* **PROVIDED DATA**
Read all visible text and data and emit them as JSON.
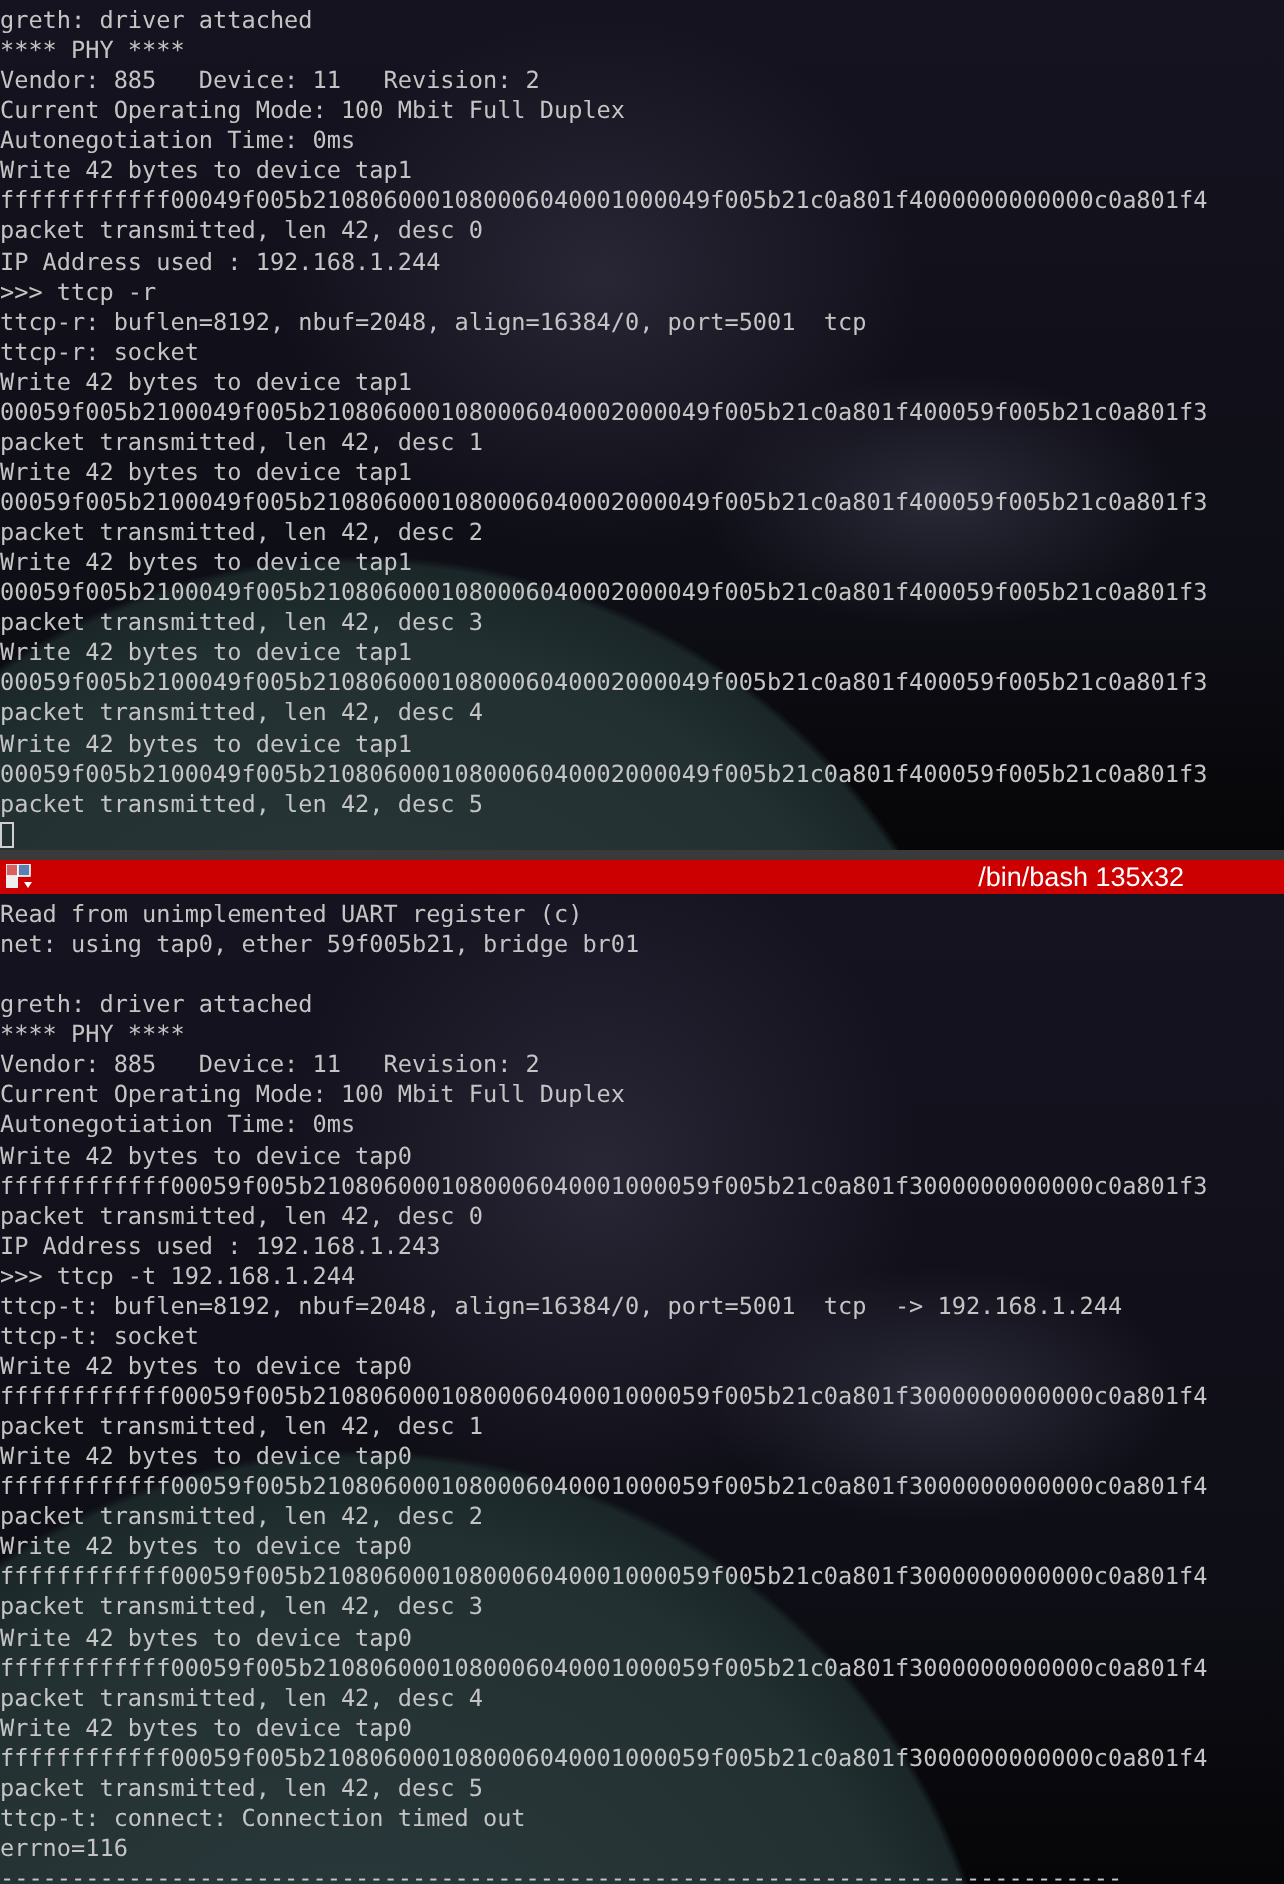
{
  "top_pane": {
    "lines": [
      "greth: driver attached",
      "**** PHY ****",
      "Vendor: 885   Device: 11   Revision: 2",
      "Current Operating Mode: 100 Mbit Full Duplex",
      "Autonegotiation Time: 0ms",
      "Write 42 bytes to device tap1",
      "ffffffffffff00049f005b2108060001080006040001000049f005b21c0a801f4000000000000c0a801f4",
      "packet transmitted, len 42, desc 0",
      "IP Address used : 192.168.1.244",
      ">>> ttcp -r",
      "ttcp-r: buflen=8192, nbuf=2048, align=16384/0, port=5001  tcp",
      "ttcp-r: socket",
      "Write 42 bytes to device tap1",
      "00059f005b2100049f005b2108060001080006040002000049f005b21c0a801f400059f005b21c0a801f3",
      "packet transmitted, len 42, desc 1",
      "Write 42 bytes to device tap1",
      "00059f005b2100049f005b2108060001080006040002000049f005b21c0a801f400059f005b21c0a801f3",
      "packet transmitted, len 42, desc 2",
      "Write 42 bytes to device tap1",
      "00059f005b2100049f005b2108060001080006040002000049f005b21c0a801f400059f005b21c0a801f3",
      "packet transmitted, len 42, desc 3",
      "Write 42 bytes to device tap1",
      "00059f005b2100049f005b2108060001080006040002000049f005b21c0a801f400059f005b21c0a801f3",
      "packet transmitted, len 42, desc 4",
      "Write 42 bytes to device tap1",
      "00059f005b2100049f005b2108060001080006040002000049f005b21c0a801f400059f005b21c0a801f3",
      "packet transmitted, len 42, desc 5"
    ]
  },
  "bottom_pane": {
    "title": "/bin/bash 135x32",
    "blocks": [
      [
        "Read from unimplemented UART register (c)",
        "net: using tap0, ether 59f005b21, bridge br01"
      ],
      [
        "greth: driver attached",
        "**** PHY ****",
        "Vendor: 885   Device: 11   Revision: 2",
        "Current Operating Mode: 100 Mbit Full Duplex",
        "Autonegotiation Time: 0ms",
        "Write 42 bytes to device tap0",
        "ffffffffffff00059f005b2108060001080006040001000059f005b21c0a801f3000000000000c0a801f3",
        "packet transmitted, len 42, desc 0",
        "IP Address used : 192.168.1.243",
        ">>> ttcp -t 192.168.1.244",
        "ttcp-t: buflen=8192, nbuf=2048, align=16384/0, port=5001  tcp  -> 192.168.1.244",
        "ttcp-t: socket",
        "Write 42 bytes to device tap0",
        "ffffffffffff00059f005b2108060001080006040001000059f005b21c0a801f3000000000000c0a801f4",
        "packet transmitted, len 42, desc 1",
        "Write 42 bytes to device tap0",
        "ffffffffffff00059f005b2108060001080006040001000059f005b21c0a801f3000000000000c0a801f4",
        "packet transmitted, len 42, desc 2",
        "Write 42 bytes to device tap0",
        "ffffffffffff00059f005b2108060001080006040001000059f005b21c0a801f3000000000000c0a801f4",
        "packet transmitted, len 42, desc 3",
        "Write 42 bytes to device tap0",
        "ffffffffffff00059f005b2108060001080006040001000059f005b21c0a801f3000000000000c0a801f4",
        "packet transmitted, len 42, desc 4",
        "Write 42 bytes to device tap0",
        "ffffffffffff00059f005b2108060001080006040001000059f005b21c0a801f3000000000000c0a801f4",
        "packet transmitted, len 42, desc 5",
        "ttcp-t: connect: Connection timed out",
        "errno=116",
        "-------------------------------------------------------------------------------"
      ]
    ]
  }
}
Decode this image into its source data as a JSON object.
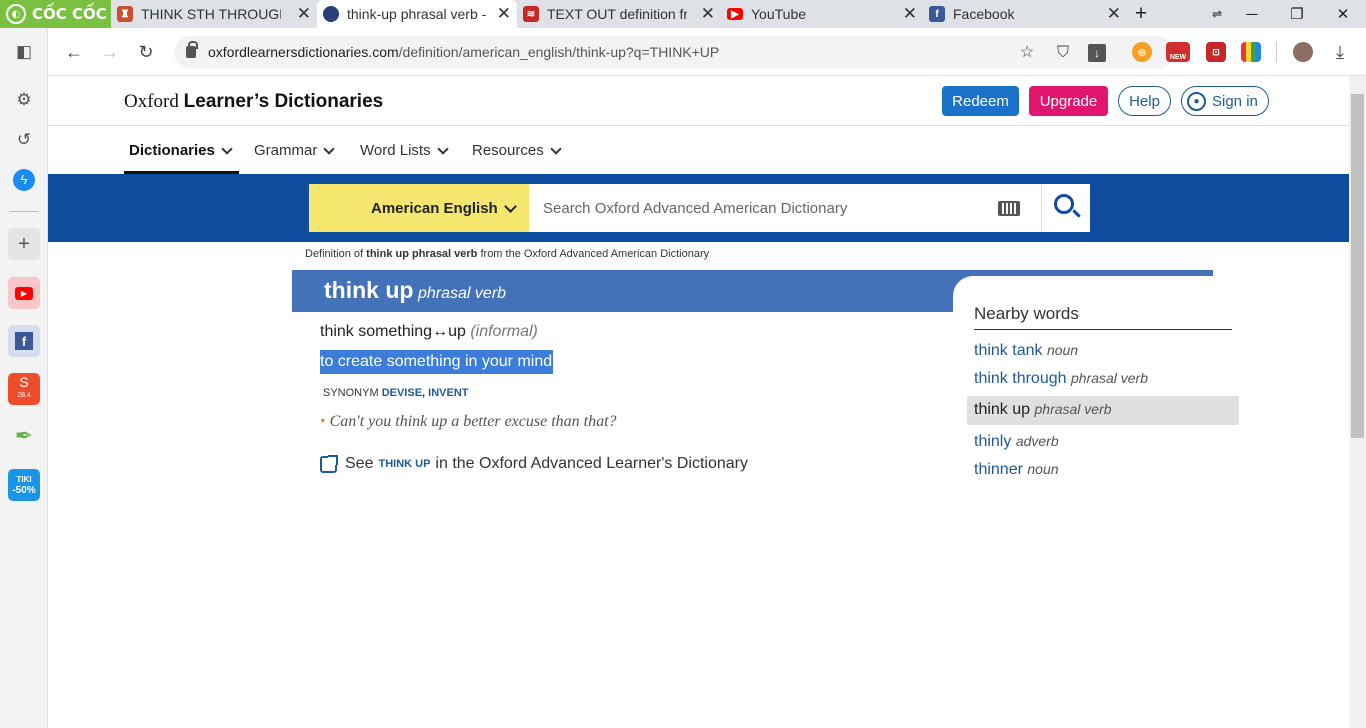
{
  "browser": {
    "logo_text": "CỐC CỐC",
    "tabs": [
      {
        "title": "THINK STH THROUGH |"
      },
      {
        "title": "think-up phrasal verb -"
      },
      {
        "title": "TEXT OUT definition fro"
      },
      {
        "title": "YouTube"
      },
      {
        "title": "Facebook"
      }
    ],
    "url_domain": "oxfordlearnersdictionaries.com",
    "url_path": "/definition/american_english/think-up?q=THINK+UP",
    "ext_new_badge": "NEW"
  },
  "sidebar": {
    "shopee_badge": "28.4",
    "tiki_label": "TIKI",
    "tiki_discount": "-50%"
  },
  "site": {
    "brand_serif": "Oxford",
    "brand_bold": "Learner’s Dictionaries",
    "redeem_label": "Redeem",
    "upgrade_label": "Upgrade",
    "help_label": "Help",
    "signin_label": "Sign in",
    "nav": [
      "Dictionaries",
      "Grammar",
      "Word Lists",
      "Resources"
    ],
    "lang_label": "American English",
    "search_placeholder": "Search Oxford Advanced American Dictionary"
  },
  "entry": {
    "crumb_prefix": "Definition of",
    "crumb_word": "think up phrasal verb",
    "crumb_suffix": "from the Oxford Advanced American Dictionary",
    "headword": "think up",
    "pos": "phrasal verb",
    "sense_phrase": "think something↔up",
    "sense_register": "(informal)",
    "definition": "to create something in your mind",
    "synonym_label": "SYNONYM",
    "synonyms": [
      "DEVISE",
      "INVENT"
    ],
    "example": "Can't you think up a better excuse than that?",
    "see_prefix": "See",
    "see_word": "THINK UP",
    "see_suffix": "in the Oxford Advanced Learner's Dictionary"
  },
  "nearby": {
    "title": "Nearby words",
    "items": [
      {
        "word": "think tank",
        "pos": "noun"
      },
      {
        "word": "think through",
        "pos": "phrasal verb"
      },
      {
        "word": "think up",
        "pos": "phrasal verb"
      },
      {
        "word": "thinly",
        "pos": "adverb"
      },
      {
        "word": "thinner",
        "pos": "noun"
      }
    ]
  },
  "colors": {
    "accent_blue": "#0f4c9d",
    "header_blue": "#4472b8",
    "language_yellow": "#f4e66e",
    "upgrade_pink": "#e0166e",
    "redeem_blue": "#1a73c8",
    "coccoc_green": "#7ac142"
  }
}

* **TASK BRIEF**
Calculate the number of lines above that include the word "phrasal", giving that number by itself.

* **ANSWER FOR THE TASK**
5